  15. 15. 12. Berkowitz N (1993) An introduction to coal technology, 2nd edn. Academic, New York 13. Keefer RF, Sajwan KS (eds) (1993) Trace elements in coal and coal combustion residues. Lewis, El Cajon 14. Law BE, Rice DD (eds) (1993) Hydrocarbons from coal. American Association of Petroleum Geologists, Tulsa 15. Yurum Y (ed) (1992) Clean utilization of coal. Kluwer, Norwall 16. Schobert HH et al (eds) (1991) Coal science II, vol 461, ACS symposium series. ACS, Washington, DC 17. Schobert HH (1989) The geochemistry of coal: (I) the classification and origin of coal (II). The components of coal. J Chem Educ 66:242–290 18. Van Krevelen DW et al (eds) (1981/1989) Coal science technology, vol 16. Elsevier, New York 19. Ward CR (ed) (1984) Coal geology and coal technology. Blackwell Science Publ, Maiden 20. Gorbaty ML, Larson JW, Wender I (eds) (1983) Coal science, vol 2. Academic, New York 21. Valkovic V (1983) Trace elements in coal, vol 2. CRC Press, Boca Raton 22. Meyers RA (ed) (1982) Coal structure. Academic, New York 23. Meyers RA (ed) (1981) Coal handbook. Marcel Dekker, New York 24. Greene RP, Gallagher JM (eds) (1980) World coal study-future coal prospects. Ballinger Publ Co, Cambridge 25. Ezra D (1978) Coal and energy. Ernest Benn Ltd, London 26. Tillman DA (1976) Wood as an energy resource.
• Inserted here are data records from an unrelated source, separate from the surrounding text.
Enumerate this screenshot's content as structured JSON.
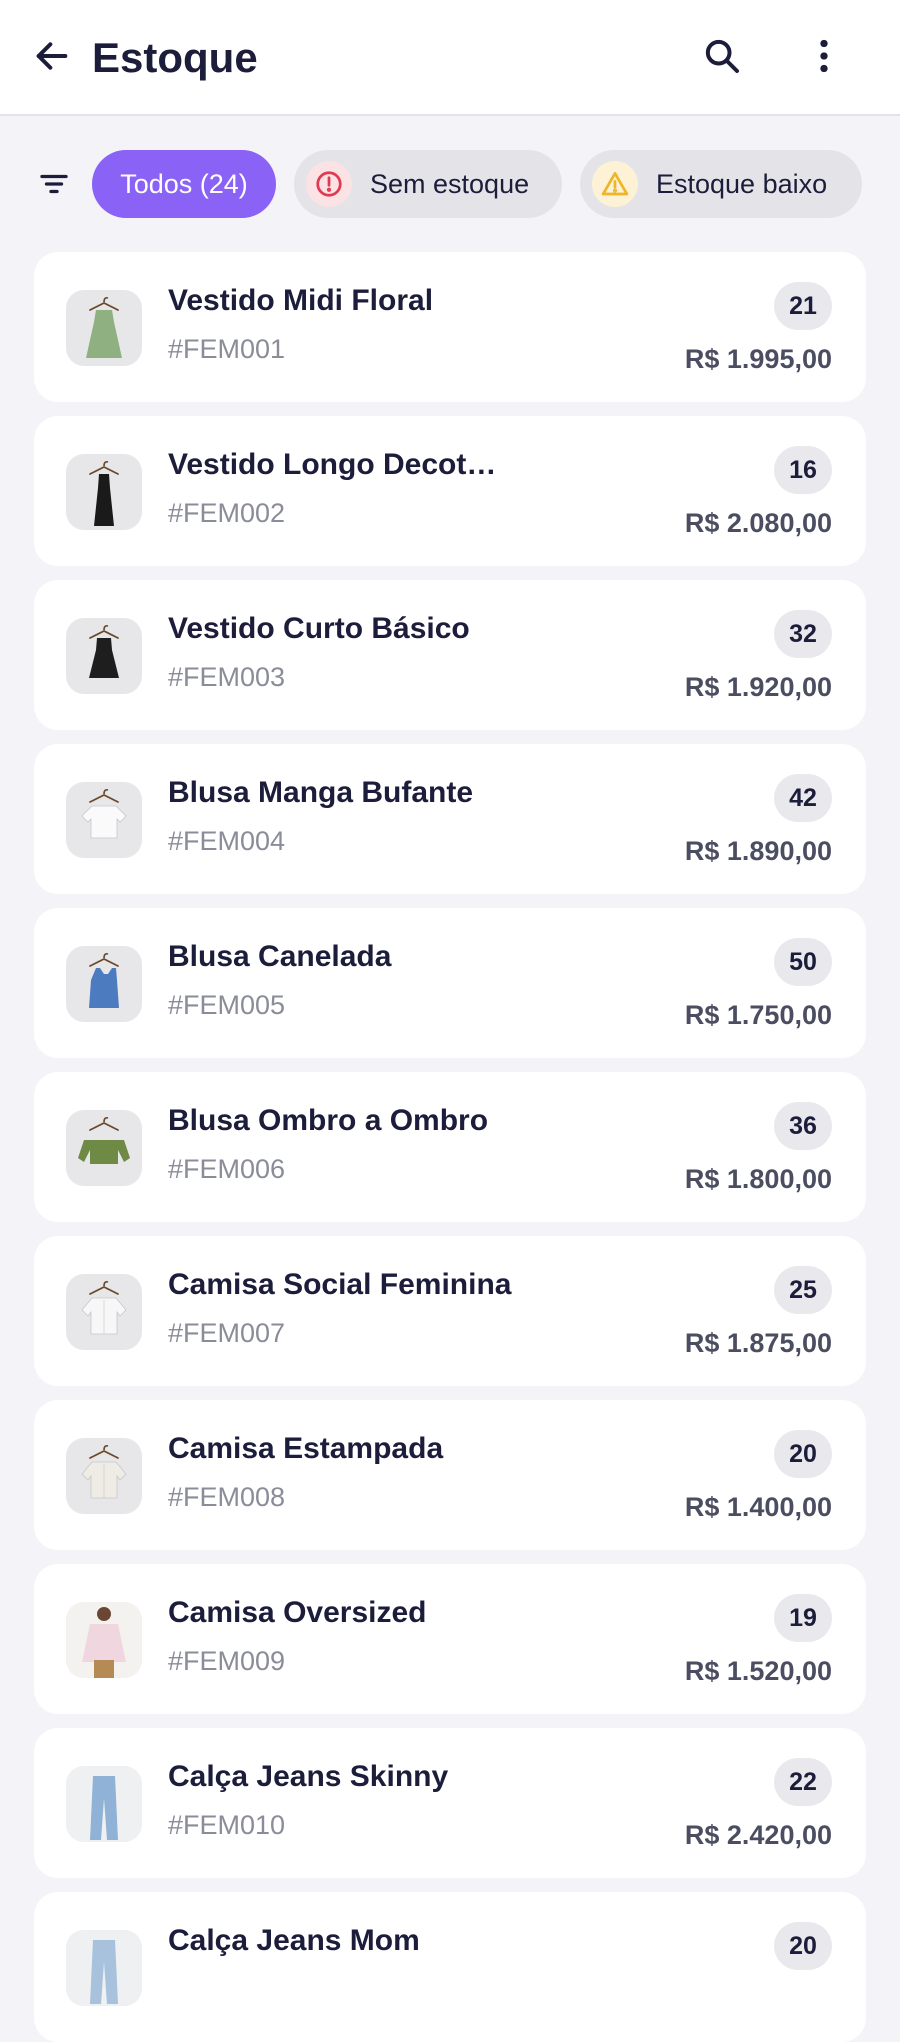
{
  "header": {
    "title": "Estoque",
    "back_icon": "arrow-left-icon",
    "search_icon": "search-icon",
    "more_icon": "more-vertical-icon"
  },
  "filters": {
    "filter_icon": "filter-lines-icon",
    "all_label": "Todos (24)",
    "out_label": "Sem estoque",
    "low_label": "Estoque baixo",
    "accent": "#8a62f6",
    "out_icon_color": "#e3394f",
    "low_icon_color": "#f0b429"
  },
  "products": [
    {
      "name": "Vestido Midi Floral",
      "code": "#FEM001",
      "qty": "21",
      "price": "R$ 1.995,00",
      "color": "#8fb081",
      "shape": "dress-long"
    },
    {
      "name": "Vestido Longo Decot…",
      "code": "#FEM002",
      "qty": "16",
      "price": "R$ 2.080,00",
      "color": "#1a1a1a",
      "shape": "dress-maxi"
    },
    {
      "name": "Vestido Curto Básico",
      "code": "#FEM003",
      "qty": "32",
      "price": "R$ 1.920,00",
      "color": "#1e1e1e",
      "shape": "dress-short"
    },
    {
      "name": "Blusa Manga Bufante",
      "code": "#FEM004",
      "qty": "42",
      "price": "R$ 1.890,00",
      "color": "#fafafa",
      "shape": "blouse"
    },
    {
      "name": "Blusa Canelada",
      "code": "#FEM005",
      "qty": "50",
      "price": "R$ 1.750,00",
      "color": "#4d7bbf",
      "shape": "tank"
    },
    {
      "name": "Blusa Ombro a Ombro",
      "code": "#FEM006",
      "qty": "36",
      "price": "R$ 1.800,00",
      "color": "#6f8a45",
      "shape": "offshoulder"
    },
    {
      "name": "Camisa Social Feminina",
      "code": "#FEM007",
      "qty": "25",
      "price": "R$ 1.875,00",
      "color": "#f7f7f7",
      "shape": "shirt"
    },
    {
      "name": "Camisa Estampada",
      "code": "#FEM008",
      "qty": "20",
      "price": "R$ 1.400,00",
      "color": "#efece6",
      "shape": "shirt"
    },
    {
      "name": "Camisa Oversized",
      "code": "#FEM009",
      "qty": "19",
      "price": "R$ 1.520,00",
      "color": "#f0d6de",
      "shape": "model"
    },
    {
      "name": "Calça Jeans Skinny",
      "code": "#FEM010",
      "qty": "22",
      "price": "R$ 2.420,00",
      "color": "#8fb2d6",
      "shape": "jeans"
    },
    {
      "name": "Calça Jeans Mom",
      "code": "",
      "qty": "20",
      "price": "",
      "color": "#a8c1dc",
      "shape": "jeans"
    }
  ]
}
Academic, New York 27. Wood Heat Organization. 28. International Peat Society. 29. International Energy Agency Clean Coal Center. 30. World Coal Institute. 31. American Coal and Coke Chemical Institute. 32. Coal Association of Canada. 33. Retexo-RISP. 34. ISG Resources. 35. International Ash Utilization Symposium Series. 36. ASTM-Coal and Coke Term. http://www.ASTM.org7DATABASE.CART/PAGES/0121.htm Further Reading 39
  16. 16.